**PROBLEM REQUIREMENTS:**
Across all the records below, how many lines contain "image"? Respond with only the number.

======== GIVEN RECORDS ========

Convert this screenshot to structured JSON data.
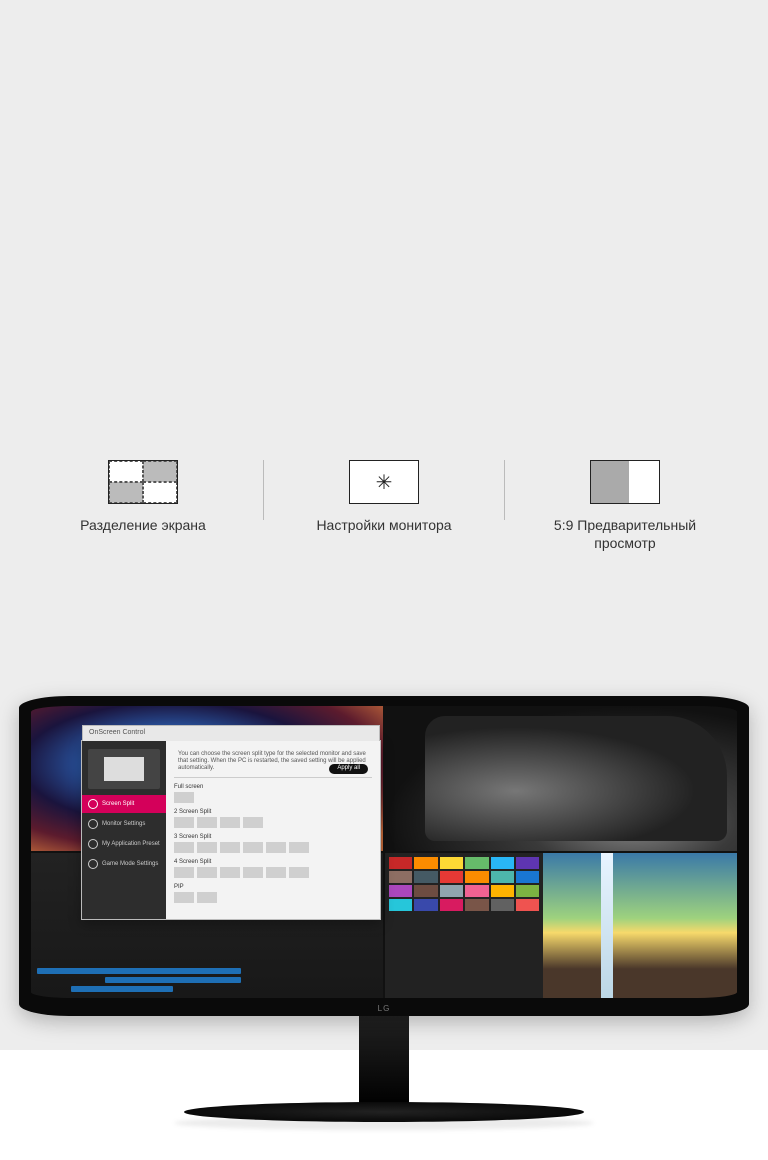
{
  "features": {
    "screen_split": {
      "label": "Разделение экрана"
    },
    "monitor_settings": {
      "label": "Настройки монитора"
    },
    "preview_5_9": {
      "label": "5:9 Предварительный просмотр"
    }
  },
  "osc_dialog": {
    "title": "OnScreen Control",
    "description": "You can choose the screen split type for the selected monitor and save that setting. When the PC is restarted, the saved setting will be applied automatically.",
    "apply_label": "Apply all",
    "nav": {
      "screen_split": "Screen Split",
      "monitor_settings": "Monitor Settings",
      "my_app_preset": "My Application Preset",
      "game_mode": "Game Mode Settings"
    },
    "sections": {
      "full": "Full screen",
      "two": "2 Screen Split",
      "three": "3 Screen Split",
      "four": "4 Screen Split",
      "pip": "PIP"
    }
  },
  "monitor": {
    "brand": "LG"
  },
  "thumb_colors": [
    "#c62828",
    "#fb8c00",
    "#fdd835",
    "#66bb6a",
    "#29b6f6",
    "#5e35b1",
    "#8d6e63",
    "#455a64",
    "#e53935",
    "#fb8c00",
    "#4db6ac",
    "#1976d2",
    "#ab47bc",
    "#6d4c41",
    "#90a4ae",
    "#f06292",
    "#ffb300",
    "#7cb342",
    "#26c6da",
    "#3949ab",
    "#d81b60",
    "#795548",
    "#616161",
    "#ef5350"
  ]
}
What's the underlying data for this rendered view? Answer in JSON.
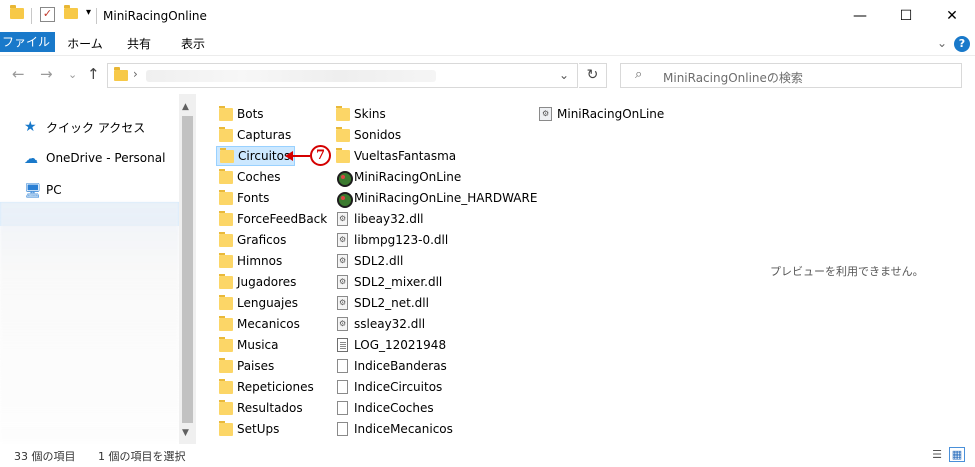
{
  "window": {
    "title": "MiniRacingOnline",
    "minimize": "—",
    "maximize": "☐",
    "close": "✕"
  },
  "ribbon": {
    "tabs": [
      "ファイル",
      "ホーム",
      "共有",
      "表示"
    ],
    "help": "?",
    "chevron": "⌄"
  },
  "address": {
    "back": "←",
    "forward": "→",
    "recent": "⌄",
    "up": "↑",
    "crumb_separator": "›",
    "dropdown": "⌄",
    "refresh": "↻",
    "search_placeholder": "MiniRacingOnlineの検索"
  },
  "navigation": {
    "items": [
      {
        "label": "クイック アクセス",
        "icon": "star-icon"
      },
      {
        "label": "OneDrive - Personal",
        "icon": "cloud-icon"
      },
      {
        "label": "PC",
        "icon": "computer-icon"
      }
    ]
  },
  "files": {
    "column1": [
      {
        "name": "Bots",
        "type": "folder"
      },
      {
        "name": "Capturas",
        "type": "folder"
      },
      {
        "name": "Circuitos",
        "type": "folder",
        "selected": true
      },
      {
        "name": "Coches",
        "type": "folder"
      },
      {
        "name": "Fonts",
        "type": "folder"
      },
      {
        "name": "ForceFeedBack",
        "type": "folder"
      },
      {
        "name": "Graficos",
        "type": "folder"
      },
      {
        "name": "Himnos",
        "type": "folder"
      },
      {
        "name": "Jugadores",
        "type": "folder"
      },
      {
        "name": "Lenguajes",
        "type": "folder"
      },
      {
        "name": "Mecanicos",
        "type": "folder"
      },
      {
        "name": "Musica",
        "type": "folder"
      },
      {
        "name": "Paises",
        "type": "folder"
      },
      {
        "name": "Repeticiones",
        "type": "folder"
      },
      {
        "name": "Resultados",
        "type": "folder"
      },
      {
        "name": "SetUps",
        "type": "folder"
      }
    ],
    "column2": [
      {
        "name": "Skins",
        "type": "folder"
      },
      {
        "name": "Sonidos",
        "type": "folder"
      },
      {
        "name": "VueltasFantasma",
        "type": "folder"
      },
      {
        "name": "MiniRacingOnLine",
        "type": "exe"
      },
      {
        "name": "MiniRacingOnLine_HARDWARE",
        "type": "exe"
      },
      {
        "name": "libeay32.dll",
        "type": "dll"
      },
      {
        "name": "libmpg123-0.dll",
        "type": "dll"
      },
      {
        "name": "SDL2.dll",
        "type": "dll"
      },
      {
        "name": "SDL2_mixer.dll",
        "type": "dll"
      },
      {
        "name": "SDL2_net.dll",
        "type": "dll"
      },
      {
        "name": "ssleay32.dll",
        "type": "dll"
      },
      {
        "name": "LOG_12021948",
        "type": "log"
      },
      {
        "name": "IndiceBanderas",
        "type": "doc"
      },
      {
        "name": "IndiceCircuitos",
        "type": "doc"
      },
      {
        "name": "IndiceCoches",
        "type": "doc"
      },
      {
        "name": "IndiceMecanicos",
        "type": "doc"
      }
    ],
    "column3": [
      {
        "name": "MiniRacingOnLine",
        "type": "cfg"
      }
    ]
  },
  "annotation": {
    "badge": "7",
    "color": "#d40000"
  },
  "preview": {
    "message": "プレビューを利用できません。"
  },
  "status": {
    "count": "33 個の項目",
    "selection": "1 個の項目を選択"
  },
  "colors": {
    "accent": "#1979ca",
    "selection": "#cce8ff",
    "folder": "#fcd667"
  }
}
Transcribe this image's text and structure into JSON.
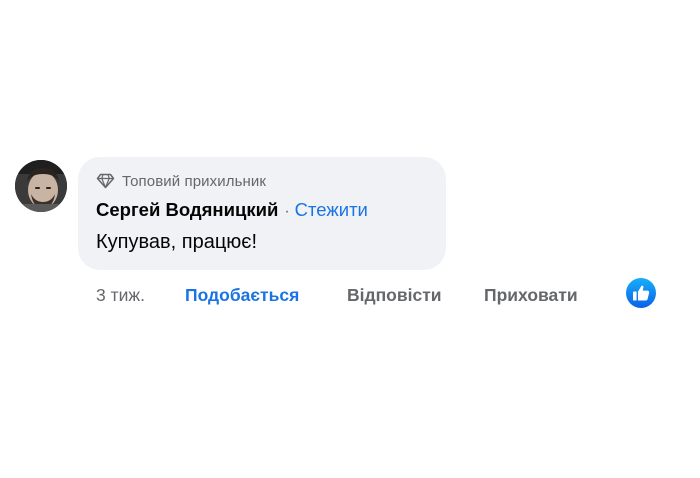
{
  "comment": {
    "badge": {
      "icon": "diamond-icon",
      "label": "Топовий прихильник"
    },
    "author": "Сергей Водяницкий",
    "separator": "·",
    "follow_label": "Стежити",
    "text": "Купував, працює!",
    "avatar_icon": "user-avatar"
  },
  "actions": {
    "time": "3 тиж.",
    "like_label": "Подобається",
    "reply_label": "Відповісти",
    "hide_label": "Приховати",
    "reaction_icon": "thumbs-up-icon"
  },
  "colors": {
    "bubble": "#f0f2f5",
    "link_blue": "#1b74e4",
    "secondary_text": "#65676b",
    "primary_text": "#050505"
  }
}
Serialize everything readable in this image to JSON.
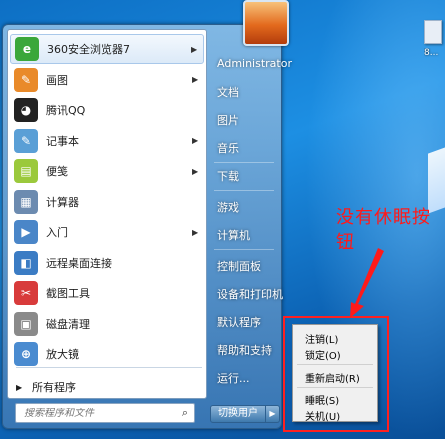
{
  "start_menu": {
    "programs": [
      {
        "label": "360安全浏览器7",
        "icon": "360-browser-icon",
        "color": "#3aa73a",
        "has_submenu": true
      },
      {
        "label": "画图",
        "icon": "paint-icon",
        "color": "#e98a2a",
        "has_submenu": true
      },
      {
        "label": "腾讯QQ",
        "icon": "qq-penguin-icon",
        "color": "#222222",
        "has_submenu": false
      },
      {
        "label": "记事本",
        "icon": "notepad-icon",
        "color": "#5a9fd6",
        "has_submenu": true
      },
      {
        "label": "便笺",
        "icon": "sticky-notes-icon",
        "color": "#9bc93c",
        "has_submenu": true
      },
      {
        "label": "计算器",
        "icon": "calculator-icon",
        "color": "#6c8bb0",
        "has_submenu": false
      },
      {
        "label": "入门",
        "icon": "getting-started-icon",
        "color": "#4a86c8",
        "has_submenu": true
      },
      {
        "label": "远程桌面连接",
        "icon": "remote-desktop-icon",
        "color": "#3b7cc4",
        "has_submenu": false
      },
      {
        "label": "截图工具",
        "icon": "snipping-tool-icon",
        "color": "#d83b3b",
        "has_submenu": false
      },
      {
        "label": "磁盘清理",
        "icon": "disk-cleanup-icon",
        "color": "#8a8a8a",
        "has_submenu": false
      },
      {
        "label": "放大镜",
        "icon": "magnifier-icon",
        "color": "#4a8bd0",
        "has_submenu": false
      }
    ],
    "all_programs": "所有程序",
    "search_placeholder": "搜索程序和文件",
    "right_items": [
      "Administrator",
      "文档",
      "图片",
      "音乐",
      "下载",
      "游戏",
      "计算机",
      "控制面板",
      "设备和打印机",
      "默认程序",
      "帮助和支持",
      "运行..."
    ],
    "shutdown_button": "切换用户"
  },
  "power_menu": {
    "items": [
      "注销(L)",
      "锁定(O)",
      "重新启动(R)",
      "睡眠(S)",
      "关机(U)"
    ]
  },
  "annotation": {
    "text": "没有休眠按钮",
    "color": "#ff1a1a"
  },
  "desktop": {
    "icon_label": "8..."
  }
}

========
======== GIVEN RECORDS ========

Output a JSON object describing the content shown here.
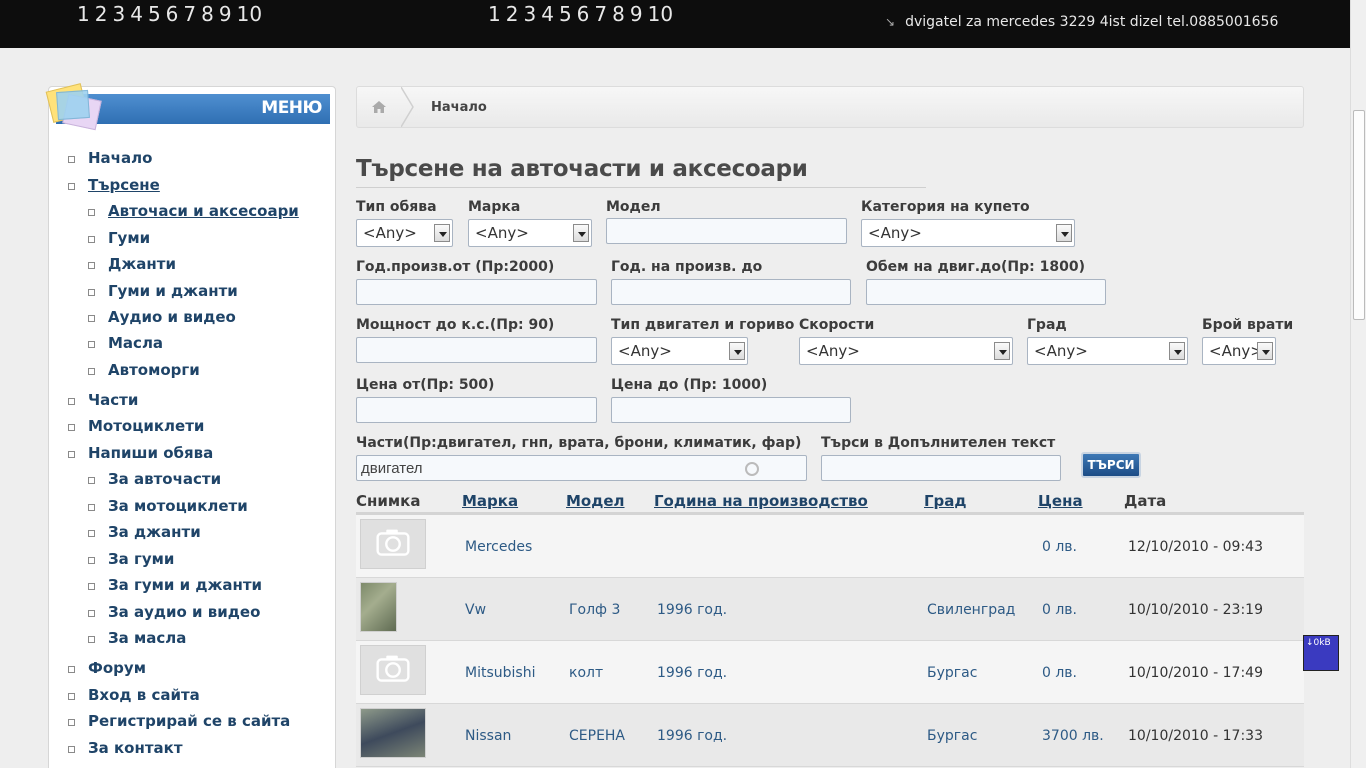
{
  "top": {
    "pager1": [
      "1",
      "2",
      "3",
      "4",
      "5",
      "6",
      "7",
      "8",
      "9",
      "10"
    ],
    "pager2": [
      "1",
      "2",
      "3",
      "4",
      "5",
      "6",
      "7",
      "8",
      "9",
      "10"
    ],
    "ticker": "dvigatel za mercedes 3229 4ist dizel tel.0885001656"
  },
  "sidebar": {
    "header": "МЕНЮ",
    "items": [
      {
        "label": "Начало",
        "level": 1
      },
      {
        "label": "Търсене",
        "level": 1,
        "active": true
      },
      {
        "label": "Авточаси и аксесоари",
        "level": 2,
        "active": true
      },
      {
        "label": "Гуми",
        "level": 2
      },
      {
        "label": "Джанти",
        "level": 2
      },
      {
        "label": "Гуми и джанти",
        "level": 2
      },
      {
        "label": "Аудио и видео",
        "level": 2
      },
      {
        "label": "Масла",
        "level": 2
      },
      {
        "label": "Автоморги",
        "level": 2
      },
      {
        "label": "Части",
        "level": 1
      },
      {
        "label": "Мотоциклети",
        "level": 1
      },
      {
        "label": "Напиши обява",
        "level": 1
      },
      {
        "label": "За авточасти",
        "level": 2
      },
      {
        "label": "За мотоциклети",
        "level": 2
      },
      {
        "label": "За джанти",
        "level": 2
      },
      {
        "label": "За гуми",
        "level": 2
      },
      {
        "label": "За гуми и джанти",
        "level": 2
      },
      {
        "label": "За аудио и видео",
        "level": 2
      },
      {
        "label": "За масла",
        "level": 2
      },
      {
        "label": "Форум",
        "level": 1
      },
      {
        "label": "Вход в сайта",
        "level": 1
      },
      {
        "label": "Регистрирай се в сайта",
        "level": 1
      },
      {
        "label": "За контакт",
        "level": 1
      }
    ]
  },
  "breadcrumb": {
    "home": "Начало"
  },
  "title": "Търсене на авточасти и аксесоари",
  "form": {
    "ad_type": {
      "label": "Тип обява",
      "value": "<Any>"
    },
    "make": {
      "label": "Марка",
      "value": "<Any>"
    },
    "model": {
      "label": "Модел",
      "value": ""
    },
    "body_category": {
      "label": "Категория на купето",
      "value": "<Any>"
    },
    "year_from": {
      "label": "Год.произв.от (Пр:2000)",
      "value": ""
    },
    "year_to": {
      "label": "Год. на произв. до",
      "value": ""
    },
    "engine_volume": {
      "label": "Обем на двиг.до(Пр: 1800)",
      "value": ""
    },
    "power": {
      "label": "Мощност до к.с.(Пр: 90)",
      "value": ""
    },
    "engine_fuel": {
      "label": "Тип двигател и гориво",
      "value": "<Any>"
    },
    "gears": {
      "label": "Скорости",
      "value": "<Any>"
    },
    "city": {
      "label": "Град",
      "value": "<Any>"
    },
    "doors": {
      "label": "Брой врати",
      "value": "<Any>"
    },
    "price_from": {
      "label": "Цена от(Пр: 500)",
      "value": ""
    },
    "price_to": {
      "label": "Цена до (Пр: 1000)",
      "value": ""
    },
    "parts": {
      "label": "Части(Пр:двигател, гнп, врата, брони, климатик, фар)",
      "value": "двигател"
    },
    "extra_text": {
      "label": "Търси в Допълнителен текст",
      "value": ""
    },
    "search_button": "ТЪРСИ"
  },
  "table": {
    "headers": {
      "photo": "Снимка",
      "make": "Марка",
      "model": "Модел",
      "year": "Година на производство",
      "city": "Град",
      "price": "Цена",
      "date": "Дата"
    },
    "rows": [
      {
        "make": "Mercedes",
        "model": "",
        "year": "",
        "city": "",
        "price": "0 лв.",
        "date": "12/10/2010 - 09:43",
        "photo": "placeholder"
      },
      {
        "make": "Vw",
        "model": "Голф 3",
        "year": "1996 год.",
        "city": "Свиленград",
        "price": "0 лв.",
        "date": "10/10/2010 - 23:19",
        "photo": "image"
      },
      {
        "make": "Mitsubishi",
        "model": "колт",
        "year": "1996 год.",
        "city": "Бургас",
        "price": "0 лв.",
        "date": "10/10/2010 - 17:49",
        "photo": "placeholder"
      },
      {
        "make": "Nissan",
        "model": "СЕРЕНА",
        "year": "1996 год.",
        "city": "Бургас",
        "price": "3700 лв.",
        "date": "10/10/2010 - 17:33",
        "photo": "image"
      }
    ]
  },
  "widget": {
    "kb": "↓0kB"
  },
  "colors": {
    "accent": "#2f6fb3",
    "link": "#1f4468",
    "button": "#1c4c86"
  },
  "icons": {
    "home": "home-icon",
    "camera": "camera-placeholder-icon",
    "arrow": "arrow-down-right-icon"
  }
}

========

**TASK RESPONSE:**
4